WESTFIELD – On Saturday, Aug. 31, a small group of hikers met at the entrance to the Frank Stanley Beveridge Wildlife Sanctuary for the Leave No Trace Workshop.
The group was led by the Appalachian Mountain Club’s Aaron North, trail supervisor for Southern New England and Julia Graham, project coordinator out of AMC Noble View in Russell.
North and Graham spoke about the seven principles of Leave No Trace, stopping periodically to discuss each during the hour-long hike. Leave No Trace is about fostering stewardship through one’s own practices in the outdoors.
The first principle, to plan ahead and prepare, covered what to carry in a pack, such as water, a whistle, fire items, first aid, food, layers and rain gear. Other suggestions including knowing site regulations, visiting in small groups, and using a map and compass.
Along the path, the group stopped to discuss traveling and camping on durable surfaces, such as established roads trails and campsites, or on rock, dry grasses or snow to avoid disturbing wildlife and plants. They also suggested walking in the middle of paths, even when wet or muddy, to keep from enlarging the disturbance.
To dispose of waste properly — the third principle – hikers and campers are advised to pack all trash, leftover food and litter. Making camping sites at least 200 feet from streams and lakes, and using only biodegradable soap for any kind of cleaning is also recommended.
Leaving rocks, plants and other natural objects as you find them is another principle, as is to observe, but not touch, cultural or historic structures and artifacts.
Minimizing campfire impacts was another topic of discussion. Where fires are permitted, North and Graham suggested using established fire rings, and burning all wood and coal to ash, putting the campfire out completely and scattering the ashes. They also recommended dispersing materials from old fire rings discovered in undesignated areas.
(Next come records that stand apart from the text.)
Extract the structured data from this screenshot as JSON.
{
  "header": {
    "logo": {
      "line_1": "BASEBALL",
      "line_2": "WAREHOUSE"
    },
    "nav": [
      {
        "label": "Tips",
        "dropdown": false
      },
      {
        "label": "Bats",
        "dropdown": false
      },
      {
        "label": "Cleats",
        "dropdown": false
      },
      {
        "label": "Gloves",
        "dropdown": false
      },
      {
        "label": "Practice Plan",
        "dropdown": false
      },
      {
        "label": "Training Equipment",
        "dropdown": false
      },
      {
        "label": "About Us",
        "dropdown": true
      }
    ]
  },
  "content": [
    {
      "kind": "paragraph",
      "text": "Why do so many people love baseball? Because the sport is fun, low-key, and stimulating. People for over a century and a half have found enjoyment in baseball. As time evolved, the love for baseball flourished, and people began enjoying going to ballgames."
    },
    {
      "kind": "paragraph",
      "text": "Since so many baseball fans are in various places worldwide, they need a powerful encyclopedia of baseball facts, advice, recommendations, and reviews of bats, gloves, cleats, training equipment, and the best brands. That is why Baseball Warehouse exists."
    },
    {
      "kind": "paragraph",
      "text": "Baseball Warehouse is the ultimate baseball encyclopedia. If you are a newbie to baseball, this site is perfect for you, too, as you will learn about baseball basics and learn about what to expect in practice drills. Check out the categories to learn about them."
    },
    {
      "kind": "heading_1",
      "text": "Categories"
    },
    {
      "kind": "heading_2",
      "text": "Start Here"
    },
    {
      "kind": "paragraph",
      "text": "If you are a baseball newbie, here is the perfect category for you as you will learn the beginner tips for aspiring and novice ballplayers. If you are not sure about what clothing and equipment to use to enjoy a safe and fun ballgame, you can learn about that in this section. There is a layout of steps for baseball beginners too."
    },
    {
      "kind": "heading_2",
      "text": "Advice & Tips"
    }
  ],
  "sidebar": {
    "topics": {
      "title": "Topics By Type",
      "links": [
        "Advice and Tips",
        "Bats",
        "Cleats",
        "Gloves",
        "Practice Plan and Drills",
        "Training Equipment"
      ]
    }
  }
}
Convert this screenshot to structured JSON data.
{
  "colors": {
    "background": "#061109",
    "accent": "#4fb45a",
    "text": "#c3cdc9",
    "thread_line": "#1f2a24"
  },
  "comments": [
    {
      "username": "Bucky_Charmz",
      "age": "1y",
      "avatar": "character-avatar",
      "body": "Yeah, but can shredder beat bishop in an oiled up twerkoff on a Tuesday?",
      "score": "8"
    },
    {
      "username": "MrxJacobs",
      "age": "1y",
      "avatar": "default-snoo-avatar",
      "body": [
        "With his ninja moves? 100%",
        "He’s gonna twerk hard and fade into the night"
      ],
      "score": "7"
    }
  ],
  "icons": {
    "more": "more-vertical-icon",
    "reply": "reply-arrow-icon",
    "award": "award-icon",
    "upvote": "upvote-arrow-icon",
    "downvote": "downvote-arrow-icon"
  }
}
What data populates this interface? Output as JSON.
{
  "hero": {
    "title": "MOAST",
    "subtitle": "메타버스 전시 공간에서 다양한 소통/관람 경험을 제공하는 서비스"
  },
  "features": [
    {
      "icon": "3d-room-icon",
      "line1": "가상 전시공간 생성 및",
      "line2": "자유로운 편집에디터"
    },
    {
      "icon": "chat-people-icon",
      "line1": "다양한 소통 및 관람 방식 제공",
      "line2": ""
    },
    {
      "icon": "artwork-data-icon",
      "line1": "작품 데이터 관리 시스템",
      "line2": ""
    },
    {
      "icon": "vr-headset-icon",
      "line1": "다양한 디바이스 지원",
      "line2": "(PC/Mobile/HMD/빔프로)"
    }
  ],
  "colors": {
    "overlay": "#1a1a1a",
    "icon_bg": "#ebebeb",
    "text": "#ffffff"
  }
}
Respecting wildlife by observing from a distance, and not following or approaching them is the sixth principle of Leave No Trace. Feeding wildlife can damage their health, alter natural behaviors and expose them to predators and other dangers. Storing food and trash securely, and controlling pets is also important.
Finally, being considerate of other visitors, yielding to them on the trail, camping away, and letting nature’s sounds prevail protects the quality of the experience for everyone.
North said this summer is the first time that AMC Noble View, which is now a staff-managed facility, has partnered with Stanley Park for hikes and workshops. Earlier in the summer, he led a similar hike geared to children and youth, while this workshop was for older teens and adults. Previously, AMC members had built some of the wooden signs along the trail of the wildlife sanctuary.
North said he expects to build up the collaboration moving forward, especially considering that Noble View and Stanley Park are neighbors. He also remarked about the beauty of the trail. The Frank Stanley Beveridge Memorial Wildlife Sanctuary is 229 acres of managed trails and land along the Little River, heavily planted with native trees, wildflowers, ferns, and more. The sanctuary is a haven for area birds and wildlife. On Saturday, an egret was seen in the river as the group walked by.
Noble View Outdoor Center, a property of the Appalachian Mountain Club (AMC), sits within a 35-mile long, 117,000-acre swath of protected open space, private conservation lands, and state and town parcels at 635 South Quarter Road in Russell.
Amy Porter can be reached at [email protected]